Dataset rows describing interfaces =>

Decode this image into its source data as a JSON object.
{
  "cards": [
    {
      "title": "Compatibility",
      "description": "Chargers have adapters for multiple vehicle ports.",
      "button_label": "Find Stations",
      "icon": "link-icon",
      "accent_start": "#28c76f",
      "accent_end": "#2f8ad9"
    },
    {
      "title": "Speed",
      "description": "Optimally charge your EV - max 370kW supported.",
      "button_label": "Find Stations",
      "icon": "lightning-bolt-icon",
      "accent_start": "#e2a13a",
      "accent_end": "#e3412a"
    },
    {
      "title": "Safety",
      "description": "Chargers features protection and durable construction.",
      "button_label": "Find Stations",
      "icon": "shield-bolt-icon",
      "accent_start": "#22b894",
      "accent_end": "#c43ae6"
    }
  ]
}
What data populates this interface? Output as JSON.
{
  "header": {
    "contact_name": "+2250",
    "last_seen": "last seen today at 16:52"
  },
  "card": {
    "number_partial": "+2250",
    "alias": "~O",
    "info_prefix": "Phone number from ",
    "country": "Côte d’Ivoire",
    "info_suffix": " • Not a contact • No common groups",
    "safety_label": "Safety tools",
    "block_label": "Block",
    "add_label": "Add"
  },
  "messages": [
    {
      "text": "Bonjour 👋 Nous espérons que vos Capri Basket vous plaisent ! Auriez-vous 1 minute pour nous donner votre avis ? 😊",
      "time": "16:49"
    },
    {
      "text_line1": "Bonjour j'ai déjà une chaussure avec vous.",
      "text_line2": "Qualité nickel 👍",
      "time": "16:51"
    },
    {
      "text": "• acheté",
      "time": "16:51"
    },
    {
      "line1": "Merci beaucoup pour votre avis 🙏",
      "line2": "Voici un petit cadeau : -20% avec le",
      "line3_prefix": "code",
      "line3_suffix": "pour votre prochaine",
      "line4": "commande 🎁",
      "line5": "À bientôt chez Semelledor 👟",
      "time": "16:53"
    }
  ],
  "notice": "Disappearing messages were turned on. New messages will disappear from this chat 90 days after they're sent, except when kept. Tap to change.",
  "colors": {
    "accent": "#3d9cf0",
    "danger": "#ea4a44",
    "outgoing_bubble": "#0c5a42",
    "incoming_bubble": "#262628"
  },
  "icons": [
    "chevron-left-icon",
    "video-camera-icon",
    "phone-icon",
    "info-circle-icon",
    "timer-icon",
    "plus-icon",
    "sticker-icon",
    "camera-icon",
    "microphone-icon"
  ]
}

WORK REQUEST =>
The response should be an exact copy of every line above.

RESULT FOR THIS EXERCISE =>
Decode this image into its source data as a JSON object.
{
  "cards": [
    {
      "title": "Compatibility",
      "description": "Chargers have adapters for multiple vehicle ports.",
      "button_label": "Find Stations",
      "icon": "link-icon",
      "accent_start": "#28c76f",
      "accent_end": "#2f8ad9"
    },
    {
      "title": "Speed",
      "description": "Optimally charge your EV - max 370kW supported.",
      "button_label": "Find Stations",
      "icon": "lightning-bolt-icon",
      "accent_start": "#e2a13a",
      "accent_end": "#e3412a"
    },
    {
      "title": "Safety",
      "description": "Chargers features protection and durable construction.",
      "button_label": "Find Stations",
      "icon": "shield-bolt-icon",
      "accent_start": "#22b894",
      "accent_end": "#c43ae6"
    }
  ]
}
What data populates this interface? Output as JSON.
{
  "header": {
    "contact_name": "+2250",
    "last_seen": "last seen today at 16:52"
  },
  "card": {
    "number_partial": "+2250",
    "alias": "~O",
    "info_prefix": "Phone number from ",
    "country": "Côte d’Ivoire",
    "info_suffix": " • Not a contact • No common groups",
    "safety_label": "Safety tools",
    "block_label": "Block",
    "add_label": "Add"
  },
  "messages": [
    {
      "text": "Bonjour 👋 Nous espérons que vos Capri Basket vous plaisent ! Auriez-vous 1 minute pour nous donner votre avis ? 😊",
      "time": "16:49"
    },
    {
      "text_line1": "Bonjour j'ai déjà une chaussure avec vous.",
      "text_line2": "Qualité nickel 👍",
      "time": "16:51"
    },
    {
      "text": "• acheté",
      "time": "16:51"
    },
    {
      "line1": "Merci beaucoup pour votre avis 🙏",
      "line2": "Voici un petit cadeau : -20% avec le",
      "line3_prefix": "code",
      "line3_suffix": "pour votre prochaine",
      "line4": "commande 🎁",
      "line5": "À bientôt chez Semelledor 👟",
      "time": "16:53"
    }
  ],
  "notice": "Disappearing messages were turned on. New messages will disappear from this chat 90 days after they're sent, except when kept. Tap to change.",
  "colors": {
    "accent": "#3d9cf0",
    "danger": "#ea4a44",
    "outgoing_bubble": "#0c5a42",
    "incoming_bubble": "#262628"
  },
  "icons": [
    "chevron-left-icon",
    "video-camera-icon",
    "phone-icon",
    "info-circle-icon",
    "timer-icon",
    "plus-icon",
    "sticker-icon",
    "camera-icon",
    "microphone-icon"
  ]
}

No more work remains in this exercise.